SMT: “special postural stabilization tasks performed 45 min for each training session. The whole training session lasted about 60 min with warm-up and cool-down phases. Each task lasting 40 s was repeated five times with 20 s rest between sets. The postural stabilization tasks consisted of exercises on wobbling boards, on spinning tops, and on different kinds of mats - each performed in one leg stand with hands akimbo. Each stabilization task was performed with the objective to retain balance. The training was performed two times a week. The degree of difficulty was progressively increased according to the progress of the subjects”
HST: “The strength training was performed within eight single repetition high-intensity trials (100 % 1 RM) after standardised warm-up (two sets, six repetitions, 60 % 1 RM). This training protocol is supposed to increase rate of force development and maximum isometric strength. Subjects had to perform both legged maximum concentric contractions in a leg press. The training was performed two times a week. The load was adapted to the subjects’ performance after every training unit.”
Testing: Three times during study, pre, at 4 weeks (first intervention) and 8 weeks (sencond intervention).
Findings - RFD:
Group 1 - Increase RFD greatly, then plateau when SMT introduced.
Group 2 - Increase RFD during SMT, then increase again during HST. HOWEVER, STILL DID NOT INCREASE AS GREATLY AS GROUP 1. Results between the two were not significant.
% change RFD not significant in either group.
Findings - Max Strength:
Group 1 - increased during HST, then reuturned to almost normal when SMT introduced.
Group 2 - increased during both protocols.
I would have been interested to see a ‘Group 3’ - HST 8 weeks.
Notes from the discussion:
“Thus, HST remains the most effective method in improvement of rate of force development. On the other hand, SMT led to enhanced neuromuscular activation, independent from the order of the training interventions and thereby may prevent or compensate the reduction in neuromuscular activation caused by the HST”
“Enhanced neuromuscular activation caused by SMT may improve rate of force development at a low level of performance. Looking at the changes in rate of force development, SMT may be a helpful tool at the beginning of a strength training intervention. SMT may also be of advantage in training of rate of force development, if training with highest loads is not indicated as for example during early adolescence or rehabilitation of acute injury.”

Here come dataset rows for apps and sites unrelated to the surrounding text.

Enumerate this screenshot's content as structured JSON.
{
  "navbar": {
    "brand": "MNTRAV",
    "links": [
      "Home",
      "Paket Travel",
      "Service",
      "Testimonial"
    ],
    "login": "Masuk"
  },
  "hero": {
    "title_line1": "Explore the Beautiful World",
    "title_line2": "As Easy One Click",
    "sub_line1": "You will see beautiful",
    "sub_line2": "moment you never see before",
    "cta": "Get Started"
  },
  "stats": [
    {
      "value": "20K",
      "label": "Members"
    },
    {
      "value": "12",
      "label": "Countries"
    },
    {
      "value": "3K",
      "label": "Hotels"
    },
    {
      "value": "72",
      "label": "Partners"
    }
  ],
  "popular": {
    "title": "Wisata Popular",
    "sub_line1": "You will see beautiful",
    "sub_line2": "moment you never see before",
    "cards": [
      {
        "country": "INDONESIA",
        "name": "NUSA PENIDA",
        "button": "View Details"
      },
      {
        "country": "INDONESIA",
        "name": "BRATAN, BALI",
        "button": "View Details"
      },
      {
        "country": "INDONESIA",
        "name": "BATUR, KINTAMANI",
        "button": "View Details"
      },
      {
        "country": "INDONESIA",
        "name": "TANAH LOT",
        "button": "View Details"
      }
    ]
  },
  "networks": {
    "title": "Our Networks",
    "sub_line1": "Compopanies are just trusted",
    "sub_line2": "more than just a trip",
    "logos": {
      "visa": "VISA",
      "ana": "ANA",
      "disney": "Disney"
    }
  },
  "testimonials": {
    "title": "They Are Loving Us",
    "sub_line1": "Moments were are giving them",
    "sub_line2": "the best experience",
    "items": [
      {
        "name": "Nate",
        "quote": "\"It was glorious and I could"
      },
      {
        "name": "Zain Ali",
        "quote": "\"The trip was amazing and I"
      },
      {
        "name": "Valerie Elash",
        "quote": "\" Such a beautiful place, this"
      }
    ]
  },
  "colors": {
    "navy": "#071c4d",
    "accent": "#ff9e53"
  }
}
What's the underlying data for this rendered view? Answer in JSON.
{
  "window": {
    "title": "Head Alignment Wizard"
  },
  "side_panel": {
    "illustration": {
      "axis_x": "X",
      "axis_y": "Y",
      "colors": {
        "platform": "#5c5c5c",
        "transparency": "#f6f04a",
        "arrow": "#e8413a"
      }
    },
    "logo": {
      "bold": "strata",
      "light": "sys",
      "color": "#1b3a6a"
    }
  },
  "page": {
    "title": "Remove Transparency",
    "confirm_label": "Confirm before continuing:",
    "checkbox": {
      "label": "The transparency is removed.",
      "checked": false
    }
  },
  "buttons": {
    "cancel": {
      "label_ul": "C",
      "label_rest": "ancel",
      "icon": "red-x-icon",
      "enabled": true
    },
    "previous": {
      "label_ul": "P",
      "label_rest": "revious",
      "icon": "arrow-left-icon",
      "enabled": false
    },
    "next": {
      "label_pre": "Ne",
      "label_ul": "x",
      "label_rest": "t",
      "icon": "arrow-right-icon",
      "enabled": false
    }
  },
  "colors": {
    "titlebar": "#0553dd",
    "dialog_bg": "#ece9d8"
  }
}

“oncerning maximum isometric strength, both training interventions led to comparable gain at the beginning of the training period [, ]. While the HST further enhanced maximum isometric strength when it was performed after the SMT, SMT performed after the HST even reduced maximum isometric strength. That means that SMT may even counteract the purpose of strength training, when it is performed after HST. SMT may only be of benefit for maximum isometric strength, when starting from a lower level of performance. This should be kept in mind for training athletes at a high level of strength and power.”
“Nevertheless, SMT may only be in advance, when it is performed at first. Considering maximum isometric strength, the gain in neuromuscular activation caused by SMT does not compensate for the disadvantages of the low contractile intensity during this training, because the gain in neuromuscular activation after the SMT does not provide enough mechanical output during maximum isometric strength. Moreover, a high loading intensity is needed to hold or enhance a higher level of maximum isometric strength”
Bottom Line: Newspaper writers and balance proponents love to take data and skew it to meet their own needs.